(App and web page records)
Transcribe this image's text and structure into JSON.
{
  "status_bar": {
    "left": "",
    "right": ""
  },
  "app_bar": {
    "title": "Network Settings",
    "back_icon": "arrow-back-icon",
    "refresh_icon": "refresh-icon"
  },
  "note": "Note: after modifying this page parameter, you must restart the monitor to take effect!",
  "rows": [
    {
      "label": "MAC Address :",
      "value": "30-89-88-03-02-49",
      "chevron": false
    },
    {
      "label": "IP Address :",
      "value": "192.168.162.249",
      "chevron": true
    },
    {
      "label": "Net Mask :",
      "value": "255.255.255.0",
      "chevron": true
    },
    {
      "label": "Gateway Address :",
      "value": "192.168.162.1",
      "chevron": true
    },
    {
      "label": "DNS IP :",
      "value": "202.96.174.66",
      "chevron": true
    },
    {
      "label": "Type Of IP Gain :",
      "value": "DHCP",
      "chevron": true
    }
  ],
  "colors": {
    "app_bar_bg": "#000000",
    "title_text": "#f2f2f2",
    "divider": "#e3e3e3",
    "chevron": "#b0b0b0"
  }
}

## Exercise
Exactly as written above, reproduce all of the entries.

## Output of the exercise
Transcribe this image's text and structure into JSON.
{
  "status_bar": {
    "left": "",
    "right": ""
  },
  "app_bar": {
    "title": "Network Settings",
    "back_icon": "arrow-back-icon",
    "refresh_icon": "refresh-icon"
  },
  "note": "Note: after modifying this page parameter, you must restart the monitor to take effect!",
  "rows": [
    {
      "label": "MAC Address :",
      "value": "30-89-88-03-02-49",
      "chevron": false
    },
    {
      "label": "IP Address :",
      "value": "192.168.162.249",
      "chevron": true
    },
    {
      "label": "Net Mask :",
      "value": "255.255.255.0",
      "chevron": true
    },
    {
      "label": "Gateway Address :",
      "value": "192.168.162.1",
      "chevron": true
    },
    {
      "label": "DNS IP :",
      "value": "202.96.174.66",
      "chevron": true
    },
    {
      "label": "Type Of IP Gain :",
      "value": "DHCP",
      "chevron": true
    }
  ],
  "colors": {
    "app_bar_bg": "#000000",
    "title_text": "#f2f2f2",
    "divider": "#e3e3e3",
    "chevron": "#b0b0b0"
  }
}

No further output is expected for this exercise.